The National Academy for State Health Policy recently commissioned a report detailing Pennsylvania’s adverse event reporting system for medical malpractice events. Pennsylvania medical malpractice incidents are reported through a hospital adverse event reporting system. The Pennsylvania Adverse Event Reporting System (system) collects data on medical errors from hospitals, ambulatory surgical centers, long-term care hospitals, birthing centers and abortion facilities. These facilities are required to report medical mistakes, but nursing homes are only required to report healthcare-associated infections.
The system is administered by the Pennsylvania Patient Safety Authority (Authority). Other key partners in ensuring patient safety include:
- The Pennsylvania Department of Health’s Division of Quality Assurance — ensures quality care in both inpatient and outpatient facilities and determines compliance with Centers for Medicare Services Conditions of Participation.
- Pennsylvania Department of Health and Human Services (DHS) — oversees the state’s Medicaid programs.
Healthcare facilities report adverse events only once. The reporting system ensures that all three departments receive the relevant information. The Authority receives reports of serious adverse events, medical errors and non-harm events. The Department of Health receives reports involving medical malpractice that occurred as a result of infrastructure failure. The Department of Health provides information to Medicaid who is responsible for surveying facilities.
The Authority periodically releases medical malpractice data do the public. This includes annual reports. Educational publications and staff training programs use the reports to prevent future adverse events.
According to Quality Patient Safety, (QPS) Pennsylvania has one of the most robust adverse event reporting systems. However, the reporting system is not designed to provide compensation for injuries suffered as a result of hospital errors. Individuals who were injured as a result of a medical mistake or suspected elder abuse or neglect and wish to pursue a claim for compensation should consult with a law firm.
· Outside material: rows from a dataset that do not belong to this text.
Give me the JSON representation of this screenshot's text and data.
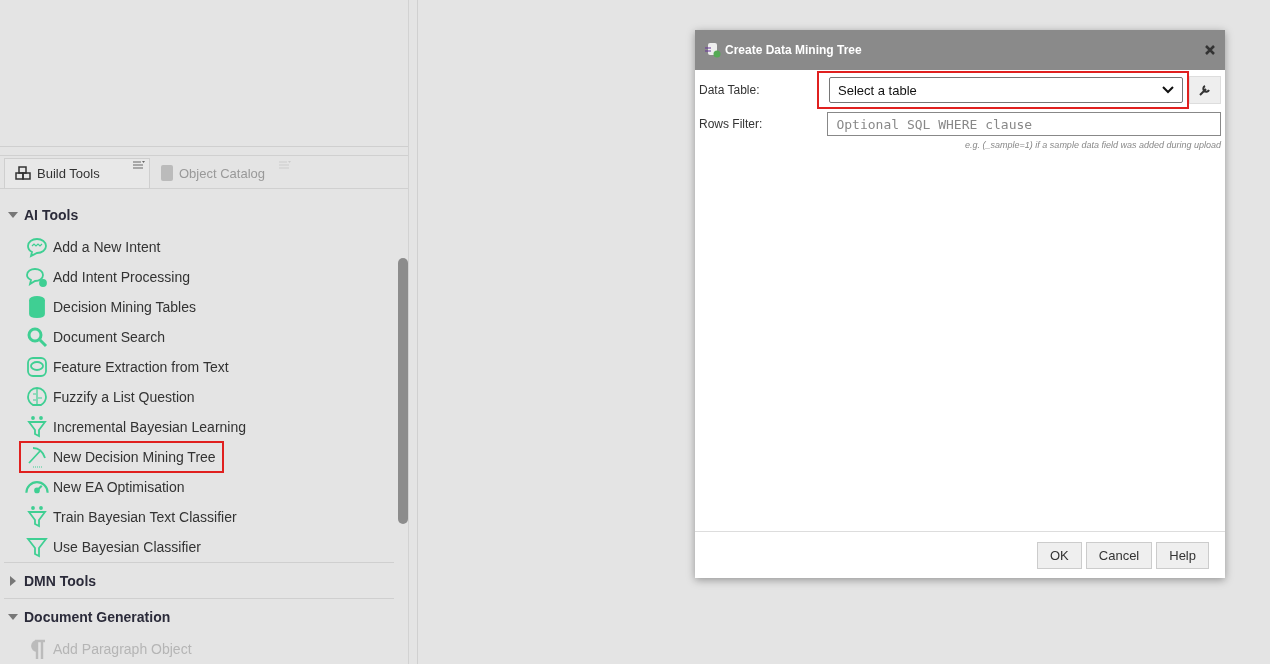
{
  "panel_tabs": [
    {
      "label": "Build Tools",
      "selected": true
    },
    {
      "label": "Object Catalog",
      "selected": false
    }
  ],
  "groups": [
    {
      "label": "AI Tools",
      "expanded": true,
      "items": [
        {
          "label": "Add a New Intent",
          "kind": "chat",
          "highlighted": false,
          "disabled": false
        },
        {
          "label": "Add Intent Processing",
          "kind": "chat-gear",
          "highlighted": false,
          "disabled": false
        },
        {
          "label": "Decision Mining Tables",
          "kind": "database",
          "highlighted": false,
          "disabled": false
        },
        {
          "label": "Document Search",
          "kind": "search",
          "highlighted": false,
          "disabled": false
        },
        {
          "label": "Feature Extraction from Text",
          "kind": "chip",
          "highlighted": false,
          "disabled": false
        },
        {
          "label": "Fuzzify a List Question",
          "kind": "brain",
          "highlighted": false,
          "disabled": false
        },
        {
          "label": "Incremental Bayesian Learning",
          "kind": "funnel-dots",
          "highlighted": false,
          "disabled": false
        },
        {
          "label": "New Decision Mining Tree",
          "kind": "pickaxe",
          "highlighted": true,
          "disabled": false
        },
        {
          "label": "New EA Optimisation",
          "kind": "gauge",
          "highlighted": false,
          "disabled": false
        },
        {
          "label": "Train Bayesian Text Classifier",
          "kind": "funnel-dots",
          "highlighted": false,
          "disabled": false
        },
        {
          "label": "Use Bayesian Classifier",
          "kind": "funnel",
          "highlighted": false,
          "disabled": false
        }
      ]
    },
    {
      "label": "DMN Tools",
      "expanded": false
    },
    {
      "label": "Document Generation",
      "expanded": true,
      "items": [
        {
          "label": "Add Paragraph Object",
          "kind": "pilcrow",
          "highlighted": false,
          "disabled": true
        }
      ]
    }
  ],
  "dialog": {
    "title": "Create Data Mining Tree",
    "data_table": {
      "label": "Data Table:",
      "value": "Select a table",
      "highlighted": true
    },
    "rows_filter": {
      "label": "Rows Filter:",
      "placeholder": "Optional SQL WHERE clause",
      "hint": "e.g. (_sample=1) if a sample data field was added during upload"
    },
    "buttons": [
      "OK",
      "Cancel",
      "Help"
    ]
  }
}
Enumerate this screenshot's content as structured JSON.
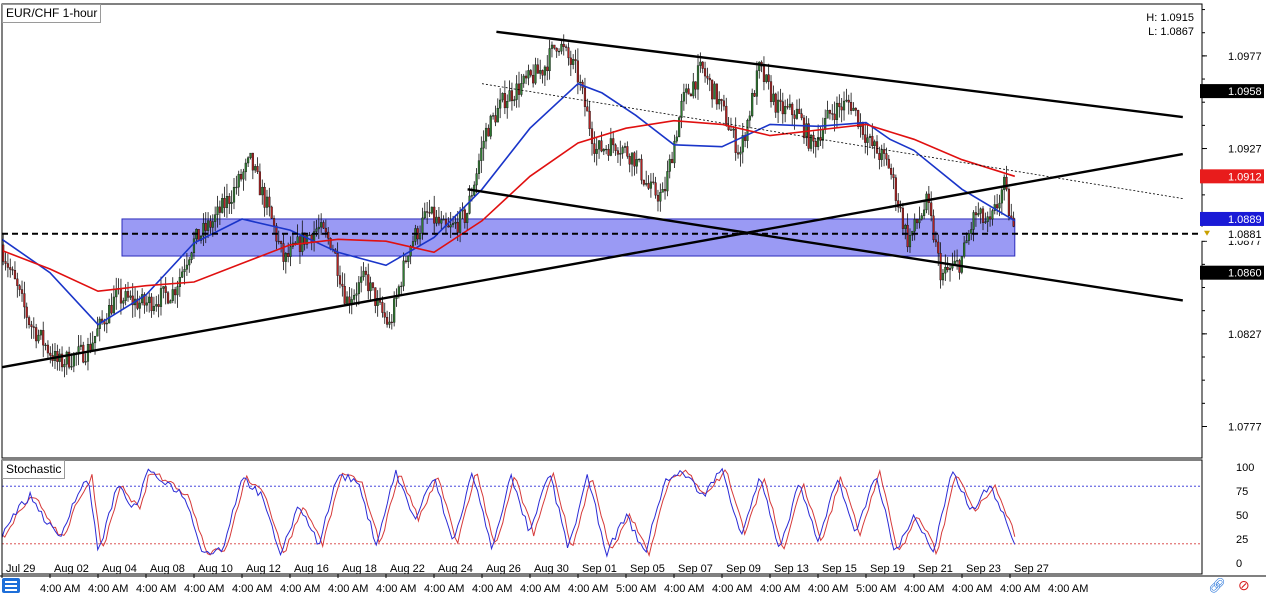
{
  "header": {
    "symbol": "EUR/CHF 1-hour",
    "high_label": "H: 1.0915",
    "low_label": "L: 1.0867"
  },
  "stochastic": {
    "label": "Stochastic"
  },
  "toolbar": {
    "menu_icon": "menu-icon",
    "link_icon": "link-icon",
    "close_icon": "close-icon"
  },
  "colors": {
    "bull_candle": "#2f7d32",
    "bear_candle": "#b22222",
    "ma_blue": "#1a35c9",
    "ma_red": "#e01010",
    "zone_fill": "#7878f0",
    "stoch_k": "#2b2bd6",
    "stoch_d": "#d63a3a",
    "level_black": "#000000",
    "level_red": "#e81c1c",
    "level_blue": "#1a1ad6",
    "level_current": "#ffffff"
  },
  "chart_data": [
    {
      "type": "candlestick",
      "title": "EUR/CHF 1-hour",
      "ylim": [
        1.076,
        1.1005
      ],
      "y_ticks": [
        "1.0977",
        "1.0927",
        "1.0877",
        "1.0827",
        "1.0777"
      ],
      "price_labels": [
        {
          "text": "1.0958",
          "value": 1.0958,
          "style": "black"
        },
        {
          "text": "1.0912",
          "value": 1.0912,
          "style": "red"
        },
        {
          "text": "1.0889",
          "value": 1.0889,
          "style": "blue"
        },
        {
          "text": "1.0881",
          "value": 1.0881,
          "style": "current"
        },
        {
          "text": "1.0860",
          "value": 1.086,
          "style": "black"
        }
      ],
      "x_labels_dates": [
        "Jul 29",
        "Aug 02",
        "Aug 04",
        "Aug 08",
        "Aug 10",
        "Aug 12",
        "Aug 16",
        "Aug 18",
        "Aug 22",
        "Aug 24",
        "Aug 26",
        "Aug 30",
        "Sep 01",
        "Sep 05",
        "Sep 07",
        "Sep 09",
        "Sep 13",
        "Sep 15",
        "Sep 19",
        "Sep 21",
        "Sep 23",
        "Sep 27"
      ],
      "x_labels_times": [
        "4:00 AM",
        "4:00 AM",
        "4:00 AM",
        "4:00 AM",
        "4:00 AM",
        "4:00 AM",
        "4:00 AM",
        "4:00 AM",
        "4:00 AM",
        "4:00 AM",
        "4:00 AM",
        "4:00 AM",
        "5:00 AM",
        "4:00 AM",
        "4:00 AM",
        "4:00 AM",
        "4:00 AM",
        "5:00 AM",
        "4:00 AM",
        "4:00 AM",
        "4:00 AM",
        "4:00 AM"
      ],
      "close_path": [
        [
          0,
          1.0875
        ],
        [
          0.6,
          1.0833
        ],
        [
          1.2,
          1.0811
        ],
        [
          1.8,
          1.0818
        ],
        [
          2.4,
          1.0847
        ],
        [
          3.0,
          1.0843
        ],
        [
          3.6,
          1.085
        ],
        [
          4.0,
          1.0876
        ],
        [
          4.4,
          1.0887
        ],
        [
          4.8,
          1.0902
        ],
        [
          5.2,
          1.092
        ],
        [
          5.6,
          1.0892
        ],
        [
          5.9,
          1.0866
        ],
        [
          6.3,
          1.0878
        ],
        [
          6.6,
          1.0884
        ],
        [
          6.9,
          1.0876
        ],
        [
          7.2,
          1.0845
        ],
        [
          7.6,
          1.0857
        ],
        [
          7.9,
          1.084
        ],
        [
          8.1,
          1.0831
        ],
        [
          8.5,
          1.0874
        ],
        [
          8.9,
          1.0892
        ],
        [
          9.3,
          1.0882
        ],
        [
          9.7,
          1.0891
        ],
        [
          10.1,
          1.0936
        ],
        [
          10.5,
          1.0954
        ],
        [
          10.9,
          1.0962
        ],
        [
          11.3,
          1.097
        ],
        [
          11.6,
          1.0985
        ],
        [
          12.0,
          1.0968
        ],
        [
          12.4,
          1.0926
        ],
        [
          12.8,
          1.093
        ],
        [
          13.2,
          1.0922
        ],
        [
          13.5,
          1.0905
        ],
        [
          13.8,
          1.0901
        ],
        [
          14.2,
          1.0952
        ],
        [
          14.6,
          1.097
        ],
        [
          15.0,
          1.095
        ],
        [
          15.4,
          1.0924
        ],
        [
          15.8,
          1.097
        ],
        [
          16.2,
          1.0948
        ],
        [
          16.6,
          1.0946
        ],
        [
          16.9,
          1.0928
        ],
        [
          17.3,
          1.0947
        ],
        [
          17.7,
          1.0952
        ],
        [
          18.1,
          1.093
        ],
        [
          18.5,
          1.0918
        ],
        [
          18.9,
          1.0877
        ],
        [
          19.3,
          1.0898
        ],
        [
          19.6,
          1.0858
        ],
        [
          20.0,
          1.0866
        ],
        [
          20.3,
          1.0892
        ],
        [
          20.6,
          1.0885
        ],
        [
          20.9,
          1.0907
        ],
        [
          21.1,
          1.0881
        ]
      ],
      "moving_averages": [
        {
          "color": "blue",
          "points": [
            [
              0,
              1.0878
            ],
            [
              1.0,
              1.086
            ],
            [
              2.0,
              1.0832
            ],
            [
              3.0,
              1.0848
            ],
            [
              4.0,
              1.0876
            ],
            [
              5.0,
              1.0889
            ],
            [
              6.0,
              1.0883
            ],
            [
              7.0,
              1.0871
            ],
            [
              8.0,
              1.0864
            ],
            [
              9.0,
              1.0879
            ],
            [
              10.0,
              1.0905
            ],
            [
              11.0,
              1.0938
            ],
            [
              12.0,
              1.0962
            ],
            [
              12.5,
              1.0957
            ],
            [
              13.2,
              1.0945
            ],
            [
              14.0,
              1.0929
            ],
            [
              15.0,
              1.0928
            ],
            [
              16.0,
              1.094
            ],
            [
              17.0,
              1.0939
            ],
            [
              18.0,
              1.0941
            ],
            [
              18.5,
              1.0932
            ],
            [
              19.0,
              1.0926
            ],
            [
              20.0,
              1.0905
            ],
            [
              21.1,
              1.0888
            ]
          ]
        },
        {
          "color": "red",
          "points": [
            [
              0,
              1.0872
            ],
            [
              1.0,
              1.0862
            ],
            [
              2.0,
              1.085
            ],
            [
              3.0,
              1.0853
            ],
            [
              4.0,
              1.0855
            ],
            [
              5.0,
              1.0865
            ],
            [
              6.0,
              1.0875
            ],
            [
              7.0,
              1.0878
            ],
            [
              8.0,
              1.0877
            ],
            [
              9.0,
              1.0871
            ],
            [
              10.0,
              1.0888
            ],
            [
              11.0,
              1.0912
            ],
            [
              12.0,
              1.093
            ],
            [
              13.0,
              1.0938
            ],
            [
              14.0,
              1.0942
            ],
            [
              15.0,
              1.094
            ],
            [
              16.0,
              1.0934
            ],
            [
              17.0,
              1.0937
            ],
            [
              18.0,
              1.094
            ],
            [
              19.0,
              1.0932
            ],
            [
              20.0,
              1.0921
            ],
            [
              21.1,
              1.0912
            ]
          ]
        }
      ],
      "trendlines": [
        {
          "style": "solid",
          "points": [
            [
              10.3,
              1.099
            ],
            [
              24.6,
              1.0944
            ]
          ]
        },
        {
          "style": "solid",
          "points": [
            [
              0,
              1.0809
            ],
            [
              24.6,
              1.0924
            ]
          ]
        },
        {
          "style": "solid",
          "points": [
            [
              9.7,
              1.0905
            ],
            [
              24.6,
              1.0845
            ]
          ]
        },
        {
          "style": "dotted",
          "points": [
            [
              10.0,
              1.0962
            ],
            [
              24.6,
              1.09
            ]
          ]
        },
        {
          "style": "dashed",
          "points": [
            [
              0,
              1.0881
            ],
            [
              24.6,
              1.0881
            ]
          ]
        }
      ],
      "zone": {
        "x": [
          2.5,
          21.1
        ],
        "y": [
          1.0869,
          1.0889
        ]
      },
      "series": [
        {
          "name": "EUR/CHF 1-hour",
          "values_source": "close_path"
        }
      ]
    },
    {
      "type": "line",
      "title": "Stochastic",
      "ylim": [
        0,
        100
      ],
      "y_ticks": [
        100,
        75,
        50,
        25,
        0
      ],
      "levels": [
        80,
        20
      ],
      "k_path": [
        [
          0,
          30
        ],
        [
          0.3,
          55
        ],
        [
          0.6,
          70
        ],
        [
          0.9,
          45
        ],
        [
          1.2,
          25
        ],
        [
          1.5,
          65
        ],
        [
          1.8,
          90
        ],
        [
          2.0,
          10
        ],
        [
          2.4,
          80
        ],
        [
          2.8,
          55
        ],
        [
          3.0,
          95
        ],
        [
          3.4,
          85
        ],
        [
          3.8,
          70
        ],
        [
          4.2,
          10
        ],
        [
          4.6,
          15
        ],
        [
          5.0,
          90
        ],
        [
          5.4,
          70
        ],
        [
          5.8,
          10
        ],
        [
          6.2,
          60
        ],
        [
          6.6,
          20
        ],
        [
          7.0,
          92
        ],
        [
          7.4,
          85
        ],
        [
          7.8,
          20
        ],
        [
          8.2,
          95
        ],
        [
          8.6,
          45
        ],
        [
          9.0,
          90
        ],
        [
          9.4,
          20
        ],
        [
          9.8,
          95
        ],
        [
          10.2,
          15
        ],
        [
          10.6,
          90
        ],
        [
          11.0,
          30
        ],
        [
          11.4,
          95
        ],
        [
          11.8,
          15
        ],
        [
          12.2,
          90
        ],
        [
          12.6,
          10
        ],
        [
          13.0,
          50
        ],
        [
          13.4,
          10
        ],
        [
          13.8,
          85
        ],
        [
          14.2,
          95
        ],
        [
          14.6,
          70
        ],
        [
          15.0,
          98
        ],
        [
          15.4,
          30
        ],
        [
          15.8,
          90
        ],
        [
          16.2,
          10
        ],
        [
          16.6,
          85
        ],
        [
          17.0,
          20
        ],
        [
          17.4,
          90
        ],
        [
          17.8,
          30
        ],
        [
          18.2,
          95
        ],
        [
          18.6,
          10
        ],
        [
          19.0,
          50
        ],
        [
          19.4,
          10
        ],
        [
          19.8,
          95
        ],
        [
          20.2,
          55
        ],
        [
          20.6,
          82
        ],
        [
          21.1,
          20
        ]
      ]
    }
  ]
}
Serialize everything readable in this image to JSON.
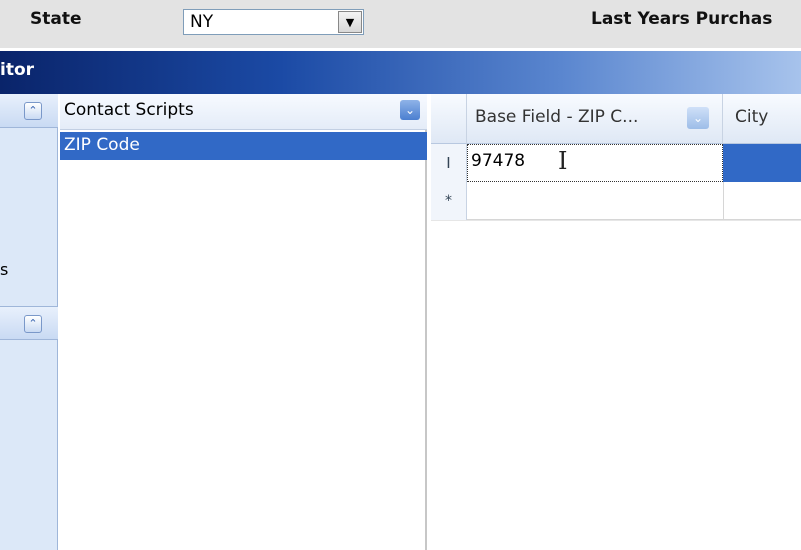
{
  "form": {
    "state_label": "State",
    "state_value": "NY",
    "state_dropdown_glyph": "▼",
    "last_years_label": "Last Years Purchas"
  },
  "window": {
    "title_fragment": "itor",
    "gradient_colors": [
      "#0a246a",
      "#1b4aa5",
      "#5a86cf",
      "#a7c3ec"
    ]
  },
  "side_strip": {
    "collapse_glyph": "⌃",
    "truncated_label": "s"
  },
  "list_panel": {
    "header": "Contact Scripts",
    "header_dropdown_glyph": "⌄",
    "items": [
      "ZIP Code"
    ],
    "selection_color": "#3169c6"
  },
  "grid": {
    "columns": [
      "Base Field - ZIP C...",
      "City"
    ],
    "column_dropdown_glyph": "⌄",
    "rows": [
      {
        "indicator": "I",
        "values": [
          "97478",
          ""
        ]
      }
    ],
    "new_row_indicator": "*",
    "text_cursor_glyph": "I"
  }
}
There are time limits to file a claim, such as the statute of limitations. Contact a medical malpractice lawyer or nursing home abuse lawyer to learn how to preserve your rights.